So much for food with integrity. Less than two months after Chipotle came under fire for reversing its decision on antibiotics use in livestock, shunning American pork producers for a UK-based supplier instead, the popular Mexican restaurant is at the center of controversy yet again. This time, Chipotle finds itself facing a lawsuit alleging it misled customers with false claims following its decision to go “GMO-free.”GM-Uh-Oh!
We know trucks are a vital part of ranching, so we decided to put the trucks to the test in the ultimate farm truck showdown. This week’s matchup was between Ford and Dodge. Nearly 300 votes were cast to decide to the victor. And the winner of round 1 is…Ford, by just 40 votes:Tune in Monday to decide if Chevy or foreign trucks (Nissan, Toyota) will go on to the finale. Ford will go up against the winner of next week’s poll later this month to determine the final farm truck champion.
It's tough to talk about the "what ifs" but planning for the worst is important for the future success of your operation. There are different kinds of plans that producers need to have in case of disasters. As part of the PQA Plus program, the Emergency Action Plan is designed to address situations on the farm as they occur to keep operations running normally.
Muck Rack makes it simple to find people, tweets, or articles that mention any name, keyword, company, hashtag etc. We've compiled this guide to help you make the most of your search.
Selecting a term
Start searching tweets, articles from media outlets, articles mentioned in tweets, journalists'
names, titles and bios with some suggested searches:
Companies or Topics (e.g. iPhone, Microsoft)
Phrases (e.g. "cloud computing") — use quotes to keep the terms together
Twitter handles (e.g. @username) — returns those who have mentioned or replied to
Names (e.g. "David Pogue")
Hashtags (e.g. #sxsw, #london2012)
Bio details (e.g. vegan, Olympics, father)
Muck Rack's Advanced Search allows for many boolean operators.
Find results that mention multiple specified terms, use AND or
+. For example, ensure each result contains both Elon Musk and Mark Zuckerberg by
searching Musk AND Zuckerberg or Musk + Zuckerberg.
Use the operators OR or , to broaden your search when you'd like either of
multiple terms to appear in results. (This is the default behavior of our search when no operators
are used). For example, results will contain either cake or cookie by searching cake OR cookie or cake,cookie
Use NOT or - to subtract results from your search. For
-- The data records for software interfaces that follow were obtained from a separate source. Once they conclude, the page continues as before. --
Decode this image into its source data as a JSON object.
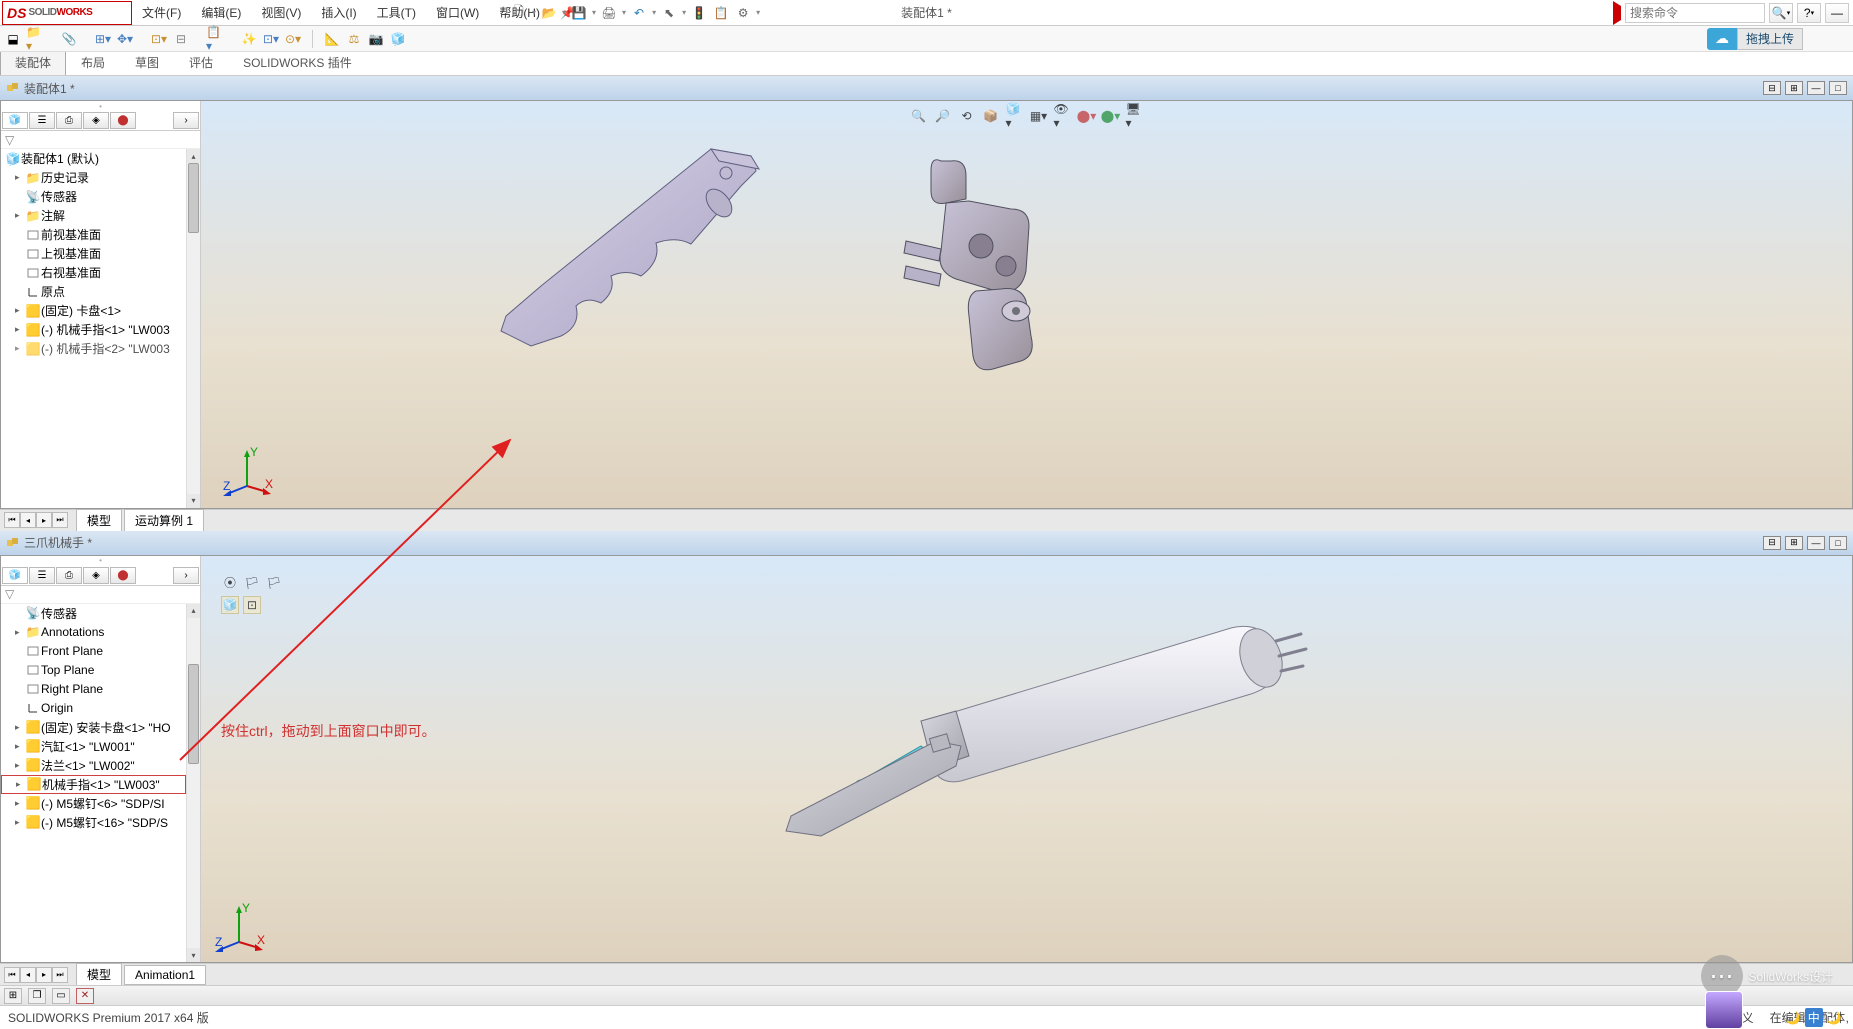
{
  "app": {
    "logo_ds": "DS",
    "logo_solid": "SOLID",
    "logo_works": "WORKS"
  },
  "menu": {
    "file": "文件(F)",
    "edit": "编辑(E)",
    "view": "视图(V)",
    "insert": "插入(I)",
    "tools": "工具(T)",
    "window": "窗口(W)",
    "help": "帮助(H)"
  },
  "title_center": "装配体1 *",
  "search_placeholder": "搜索命令",
  "upload_label": "拖拽上传",
  "cmd_tabs": {
    "assembly": "装配体",
    "layout": "布局",
    "sketch": "草图",
    "evaluate": "评估",
    "addins": "SOLIDWORKS 插件"
  },
  "doc1": {
    "tab": "装配体1 *",
    "tree": {
      "root": "装配体1 (默认)",
      "history": "历史记录",
      "sensors": "传感器",
      "annotations": "注解",
      "front": "前视基准面",
      "top": "上视基准面",
      "right": "右视基准面",
      "origin": "原点",
      "p1": "(固定) 卡盘<1>",
      "p2": "(-) 机械手指<1> \"LW003",
      "p3": "(-) 机械手指<2> \"LW003"
    },
    "btabs": {
      "model": "模型",
      "motion": "运动算例 1"
    }
  },
  "doc2": {
    "tab": "三爪机械手 *",
    "tree": {
      "sensors": "传感器",
      "annotations": "Annotations",
      "front": "Front Plane",
      "top": "Top Plane",
      "right": "Right Plane",
      "origin": "Origin",
      "p1": "(固定) 安装卡盘<1> \"HO",
      "p2": "汽缸<1> \"LW001\"",
      "p3": "法兰<1> \"LW002\"",
      "p4": "机械手指<1> \"LW003\"",
      "p5": "(-) M5螺钉<6> \"SDP/SI",
      "p6": "(-) M5螺钉<16> \"SDP/S"
    },
    "btabs": {
      "model": "模型",
      "anim": "Animation1"
    }
  },
  "annotation": "按住ctrl，拖动到上面窗口中即可。",
  "status": {
    "version": "SOLIDWORKS Premium 2017 x64 版",
    "under_defined": "欠定义",
    "editing": "在编辑 装配体",
    "ime": "中"
  },
  "watermark": "SolidWorks设计"
}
example, searching Disney will yield results about the Walt Disney Company as well as Walt Disney
World Resort. To exclude mentions of Disney World, search for Disney -World or Disney
When using one of these operators with a phrase, enclose it in quotation marks. For example, you can
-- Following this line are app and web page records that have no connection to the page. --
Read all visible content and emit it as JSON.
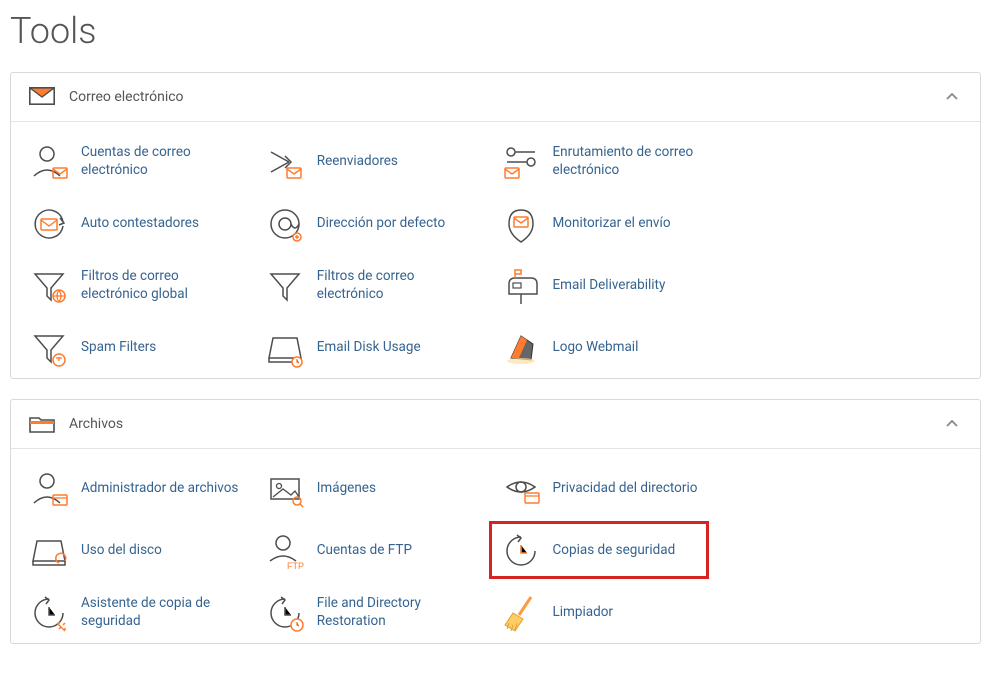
{
  "page_title": "Tools",
  "sections": {
    "email": {
      "title": "Correo electrónico",
      "items": {
        "accounts": "Cuentas de correo electrónico",
        "forwarders": "Reenviadores",
        "routing": "Enrutamiento de correo electrónico",
        "autoresponders": "Auto contestadores",
        "default_addr": "Dirección por defecto",
        "track_delivery": "Monitorizar el envío",
        "global_filters": "Filtros de correo electrónico global",
        "filters": "Filtros de correo electrónico",
        "deliverability": "Email Deliverability",
        "spam": "Spam Filters",
        "disk_usage": "Email Disk Usage",
        "webmail": "Logo Webmail"
      }
    },
    "files": {
      "title": "Archivos",
      "items": {
        "file_manager": "Administrador de archivos",
        "images": "Imágenes",
        "dir_privacy": "Privacidad del directorio",
        "disk_usage": "Uso del disco",
        "ftp_accounts": "Cuentas de FTP",
        "backup": "Copias de seguridad",
        "backup_wizard": "Asistente de copia de seguridad",
        "file_restore": "File and Directory Restoration",
        "cleaner": "Limpiador"
      }
    }
  }
}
find results about smartphones excluding Apple's iPhone 4S by searching smartphone -"iPhone
Exact case matching or punctuation
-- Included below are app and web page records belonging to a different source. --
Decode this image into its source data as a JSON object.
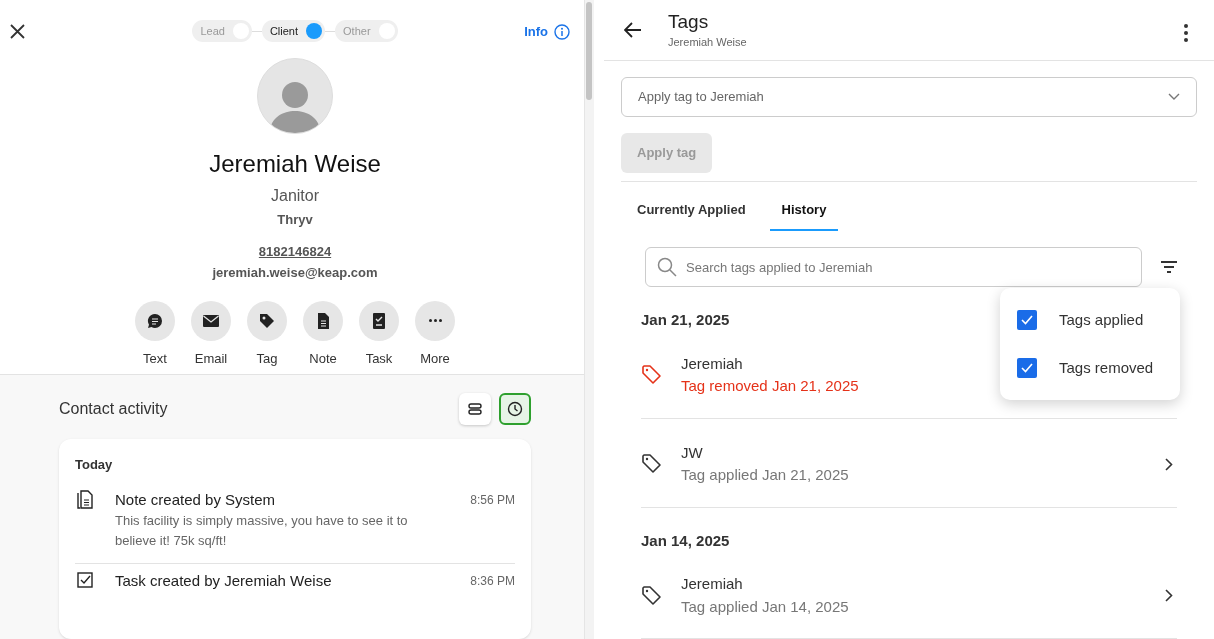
{
  "contact": {
    "stages": [
      {
        "label": "Lead",
        "selected": false
      },
      {
        "label": "Client",
        "selected": true
      },
      {
        "label": "Other",
        "selected": false
      }
    ],
    "info_link": "Info",
    "name": "Jeremiah Weise",
    "job_title": "Janitor",
    "company": "Thryv",
    "phone": "8182146824",
    "email": "jeremiah.weise@keap.com",
    "actions": [
      {
        "kind": "text",
        "label": "Text"
      },
      {
        "kind": "email",
        "label": "Email"
      },
      {
        "kind": "tag",
        "label": "Tag"
      },
      {
        "kind": "note",
        "label": "Note"
      },
      {
        "kind": "task",
        "label": "Task"
      },
      {
        "kind": "more",
        "label": "More"
      }
    ]
  },
  "activity": {
    "title": "Contact activity",
    "views": [
      {
        "kind": "list",
        "selected": false
      },
      {
        "kind": "timeline",
        "selected": true
      }
    ],
    "day": "Today",
    "items": [
      {
        "kind": "note",
        "title": "Note created by System",
        "time": "8:56 PM",
        "body": "This facility is simply massive, you have to see it to believe it! 75k sq/ft!"
      },
      {
        "kind": "task",
        "title": "Task created by Jeremiah Weise",
        "time": "8:36 PM"
      }
    ]
  },
  "tags_panel": {
    "title": "Tags",
    "subtitle": "Jeremiah Weise",
    "apply_placeholder": "Apply tag to Jeremiah",
    "apply_button": "Apply tag",
    "tabs": [
      {
        "label": "Currently Applied",
        "selected": false
      },
      {
        "label": "History",
        "selected": true
      }
    ],
    "search_placeholder": "Search tags applied to Jeremiah",
    "filter_menu": [
      {
        "label": "Tags applied",
        "checked": true
      },
      {
        "label": "Tags removed",
        "checked": true
      }
    ],
    "groups": [
      {
        "date": "Jan 21, 2025",
        "items": [
          {
            "kind": "removed",
            "name": "Jeremiah",
            "detail": "Tag removed Jan 21, 2025"
          },
          {
            "kind": "applied",
            "name": "JW",
            "detail": "Tag applied Jan 21, 2025"
          }
        ]
      },
      {
        "date": "Jan 14, 2025",
        "items": [
          {
            "kind": "applied",
            "name": "Jeremiah",
            "detail": "Tag applied Jan 14, 2025"
          }
        ]
      }
    ]
  }
}
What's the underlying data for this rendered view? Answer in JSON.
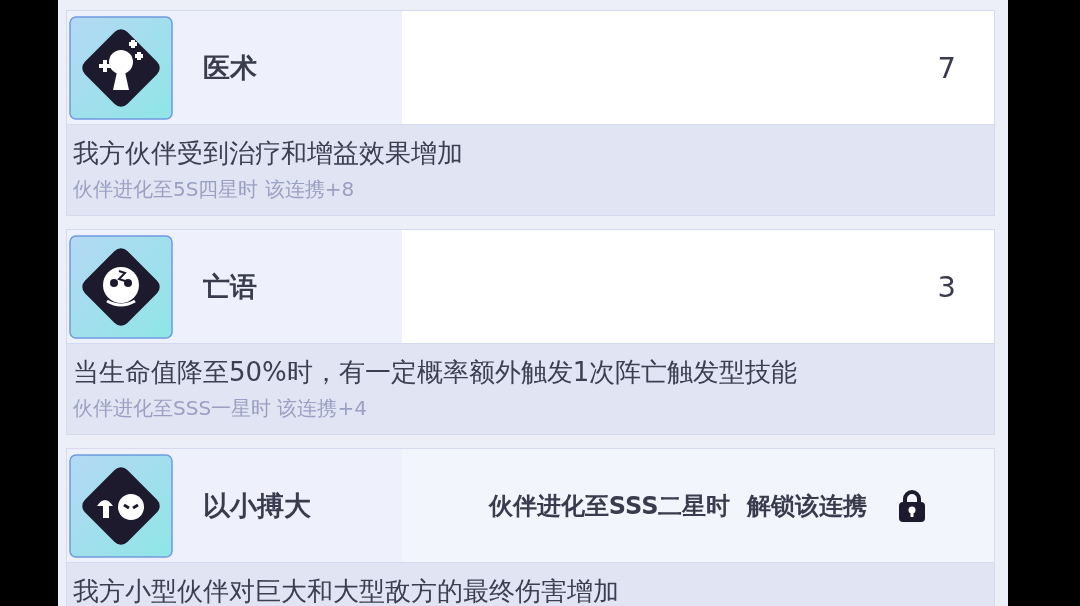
{
  "cards": [
    {
      "name": "医术",
      "locked": false,
      "value": "7",
      "description": "我方伙伴受到治疗和增益效果增加",
      "condition": "伙伴进化至5S四星时 该连携+8"
    },
    {
      "name": "亡语",
      "locked": false,
      "value": "3",
      "description": "当生命值降至50%时，有一定概率额外触发1次阵亡触发型技能",
      "condition": "伙伴进化至SSS一星时 该连携+4"
    },
    {
      "name": "以小搏大",
      "locked": true,
      "lock_text": "伙伴进化至SSS二星时  解锁该连携",
      "description": "我方小型伙伴对巨大和大型敌方的最终伤害增加"
    }
  ]
}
If you're searching for a brand name or keyword that relies on specific punctuation marks or capitalization, you can
find results that match your exact query by adding matchcase: before the keyword you're searching for, like matchcase:E*TRADE .
Use parentheses to separate multiple
boolean phrases. For example, to find journalists talking about having fun in Disney World or
Disneyland, search for ("disney world" OR disneyland) AND fun.
An asterisk can be used to search for any variation of a root word truncated by the asterisk. For example, searching for admin* will return results for administrator, administration, administer, administered, etc.
A near operator is an AND operator where you can control the distance between the words. You can vary the distance the near operation uses by adding a forward slash and number (between 0-99) such as strawberries NEAR/10 "whipped cream", which means the strawberries must exist within 10 words of "whipped cream".